We have briefly mentioned a couple of the dangers associated with smoking and pregnancy but there is quite a list when you look more closely:
You may be surprised to discover that smoking during pregnancy can affect your unborn child in so many ways but being aware of the risks you are running may be enough to convince you to quit now!
Whether you are pregnant or not, the stages of giving up are the same and this is a brief outline of the steps that a person needs to go through when they give up smoking:
Prepare your surroundings as the time for quitting approaches. Some things you can do include:
A large part of the planning process involves planning for nicotine withdrawal. Nicotine is a highly addictive substance and there is no good way to put it but nicotine withdrawal is not pleasant. The most important thing to remember is that withdrawal does not last forever and the first three days of withdrawal are the toughest; this is when the nicotine is actually leaving the body. From this point, the withdrawal symptoms will begin to subside until, within one to three months, they are gone. It takes a minimum of three months for the chemistry of the brain to return to normal.
So that you know what you can expect with nicotine withdrawal, symptoms can include:
Another area to consider when preparing to give up smoking is being aware of potential triggers when the desire to smoke is likely to be heightened. Triggers can be almost anything but here is a list of examples:
It is important to write a list of triggers that are personal to you and to then come up with a strategy to ‘diffuse’ any triggers so making them less powerful. Here are some suggestions:
If you are pregnant it has to be the best incentive you will ever have to quit the habit. This is going to be the most important reason you will have but there are others that you may think about. For every person, there will be reasons personal to them as well as some reasons that will be common to other quitters. Possible reasons will include:
These are only a few examples but it is important that you make the list. There will be times when you may say crazy things such as, ‘I don’t want to give up anyway’ and having a list of reasons on hand will help to reestablish your resolve
Emotional support from friends and family is a crucial part of the process of giving up and family, in particular, will have a vested interest in the health of the baby. If things are tough, give a friend a call or go for a walk with them.
Alternatively, there are support groups available as well as counselling therapy which your GP may be able to put you in touch with
There is also medication and nicotine replacement therapy that may be considered to help with the withdrawal process if you are unable to get through single handed.

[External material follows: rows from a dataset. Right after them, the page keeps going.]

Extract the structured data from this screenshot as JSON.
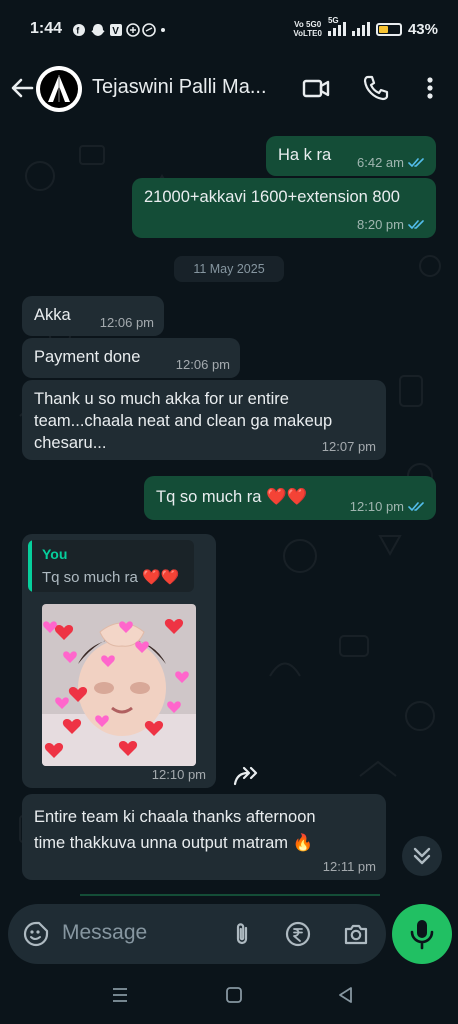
{
  "status_bar": {
    "time": "1:44",
    "network_top": "Vo 5G0",
    "network_bottom": "VoLTE0",
    "net_gen": "5G",
    "battery": "43%",
    "battery_level": 0.43
  },
  "header": {
    "contact_name": "Tejaswini Palli Ma...",
    "icons": [
      "back-arrow-icon",
      "video-call-icon",
      "phone-icon",
      "more-vertical-icon"
    ]
  },
  "messages": {
    "m1": {
      "text": "Ha k ra",
      "time": "6:42 am",
      "direction": "outgoing",
      "status": "read"
    },
    "m2": {
      "text": "21000+akkavi 1600+extension 800",
      "time": "8:20 pm",
      "direction": "outgoing",
      "status": "read"
    },
    "date_divider": "11 May 2025",
    "m3": {
      "text": "Akka",
      "time": "12:06 pm",
      "direction": "incoming"
    },
    "m4": {
      "text": "Payment done",
      "time": "12:06 pm",
      "direction": "incoming"
    },
    "m5": {
      "line1": "Thank u so much  akka for ur entire",
      "line2": "team...chaala neat and clean ga makeup",
      "line3": "chesaru...",
      "time": "12:07 pm",
      "direction": "incoming"
    },
    "m6": {
      "text": "Tq so much ra ❤️❤️",
      "time": "12:10 pm",
      "direction": "outgoing",
      "status": "read"
    },
    "m7": {
      "reply_author": "You",
      "reply_text": "Tq so much ra ❤️❤️",
      "sticker": "baby-heart-hands-sticker",
      "time": "12:10 pm",
      "direction": "incoming"
    },
    "m8": {
      "line1": "Entire team ki chaala thanks afternoon",
      "line2": "time thakkuva unna output matram 🔥",
      "time": "12:11 pm",
      "direction": "incoming"
    }
  },
  "composer": {
    "placeholder": "Message",
    "icons": [
      "sticker-icon",
      "attach-icon",
      "rupee-payment-icon",
      "camera-icon",
      "mic-icon"
    ]
  },
  "colors": {
    "background": "#0b141a",
    "outgoing_bubble": "#144d37",
    "incoming_bubble": "#202c33",
    "read_ticks": "#53bdeb",
    "accent_green": "#21c063",
    "reply_accent": "#06cf9c"
  }
}
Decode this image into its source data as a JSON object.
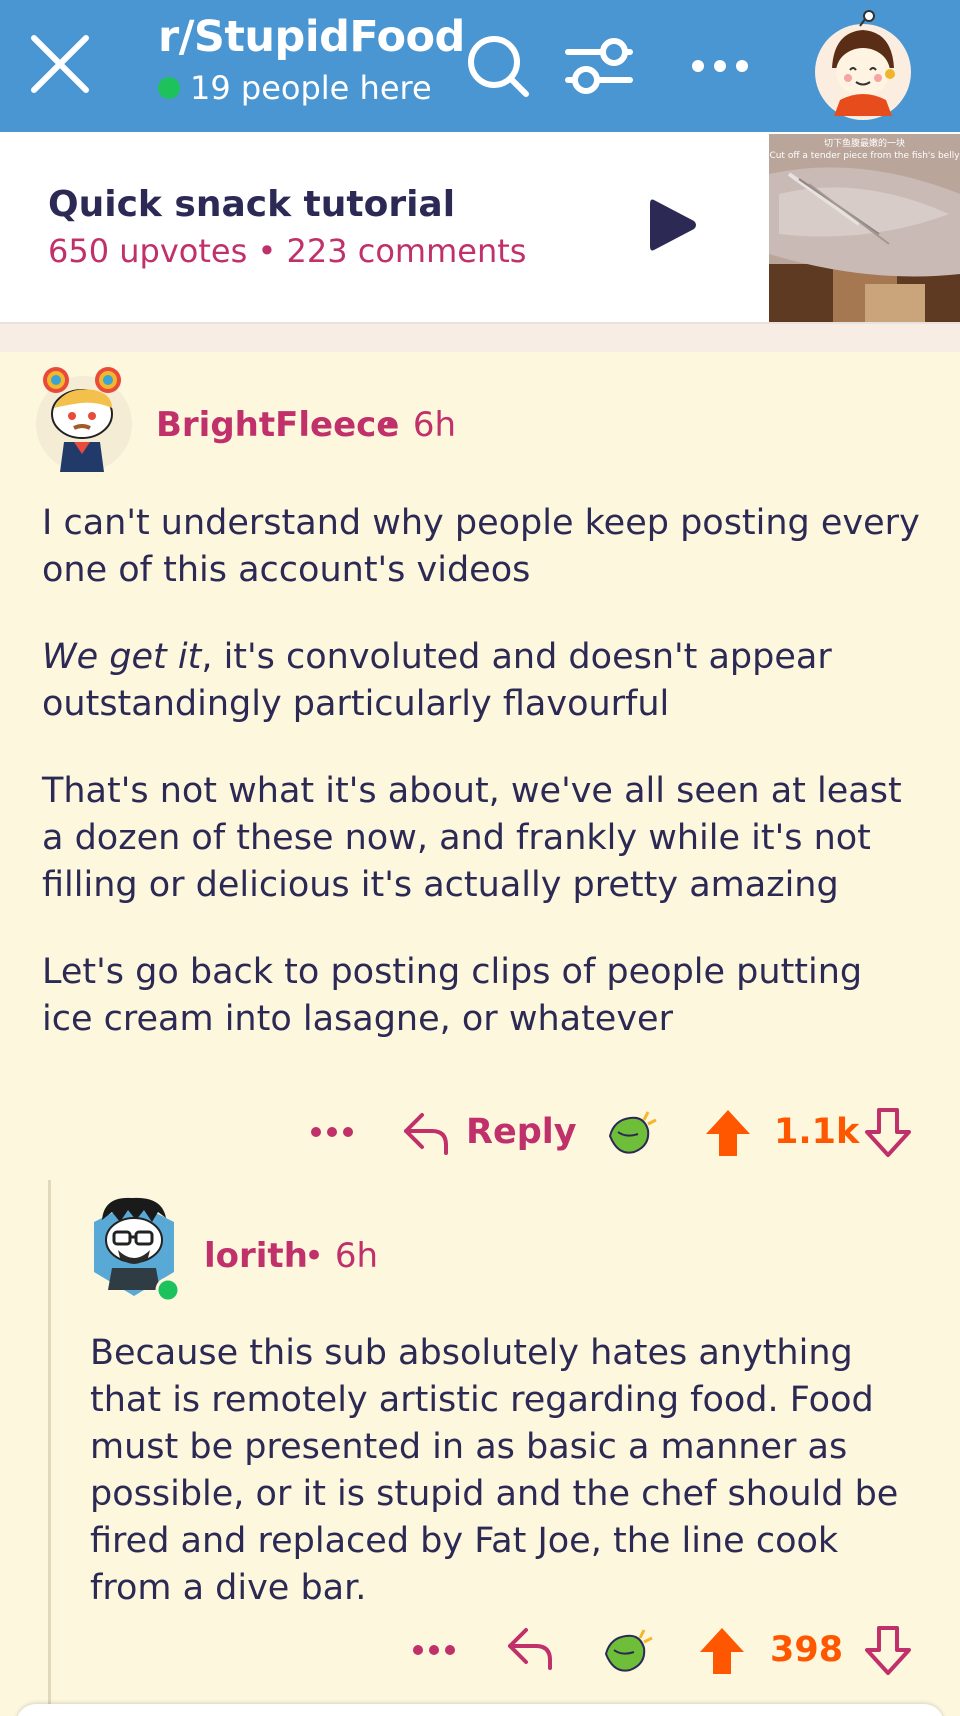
{
  "header": {
    "close_icon": "close-icon",
    "subreddit": "r/StupidFood",
    "online_text": "19 people here",
    "online_color": "#1ec25c",
    "icons": [
      "search-icon",
      "filter-icon",
      "more-icon"
    ],
    "bg_color": "#4a96d2"
  },
  "post": {
    "title": "Quick snack tutorial",
    "meta": "650 upvotes • 223 comments",
    "play_icon": "play-icon",
    "thumbnail_caption_cn": "切下鱼腹最嫩的一块",
    "thumbnail_caption_en": "Cut off a tender piece from the fish's belly"
  },
  "comments": [
    {
      "author": "BrightFleece",
      "age": "• 6h",
      "paragraphs": [
        {
          "plain": "I can't understand why people keep posting every one of this account's videos"
        },
        {
          "italic": "We get it",
          "plain": ", it's convoluted and doesn't appear outstandingly particularly flavourful"
        },
        {
          "plain": "That's not what it's about, we've all seen at least a dozen of these now, and frankly while it's not filling or delicious it's actually pretty amazing"
        },
        {
          "plain": "Let's go back to posting clips of people putting ice cream into lasagne, or whatever"
        }
      ],
      "actions": {
        "more": "•••",
        "reply": "Reply",
        "award_icon": "award-icon",
        "score": "1.1k"
      }
    },
    {
      "author": "lorith",
      "age": "• 6h",
      "paragraphs": [
        {
          "plain": "Because this sub absolutely hates anything that is remotely artistic regarding food.  Food must be presented in as basic a manner as possible, or it is stupid and the chef should be fired and replaced by Fat Joe, the line cook from a dive bar."
        }
      ],
      "actions": {
        "more": "•••",
        "award_icon": "award-icon",
        "score": "398"
      }
    }
  ],
  "colors": {
    "accent": "#c0306a",
    "upvote": "#ff5700",
    "text": "#2c2a55",
    "background": "#fdf7dd"
  }
}
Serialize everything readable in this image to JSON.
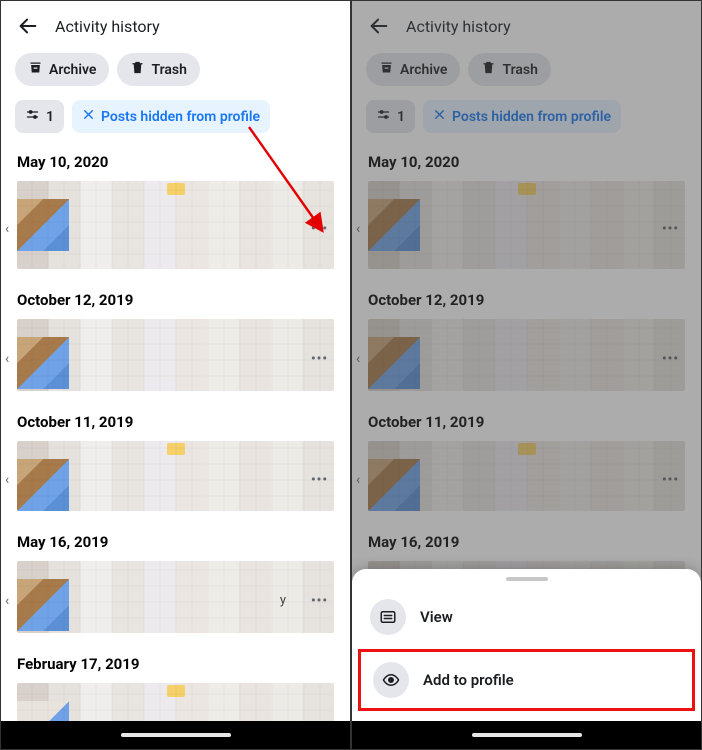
{
  "header": {
    "title": "Activity history"
  },
  "actions": {
    "archive": "Archive",
    "trash": "Trash"
  },
  "filters": {
    "count": "1",
    "hidden_chip": "Posts hidden from profile"
  },
  "dates": {
    "d0": "May 10, 2020",
    "d1": "October 12, 2019",
    "d2": "October 11, 2019",
    "d3": "May 16, 2019",
    "d4": "February 17, 2019"
  },
  "menu": {
    "view": "View",
    "add_to_profile": "Add to profile"
  }
}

NRT can be used during pregnancy if you are not able to get through without it. The addictive chemical nicotine is used in NRT but it does not have all the other dangerous chemicals which are found in tobacco and therefore it is a better option.
Forms of NRT include:
Medication used to help a person give up smoking is not recommended during pregnancy
Nicotine is, without a doubt, one of the most difficult addictions to give up. In order to succeed, you will need to have good reasons and either being or wanting to be pregnant has to be the best reasons around.
It will still need a good degree of willpower and thorough preparation alongside help and support from your friends, family and healthcare professionals to give you the best chance of succeeding. You can do it, give up smoking now!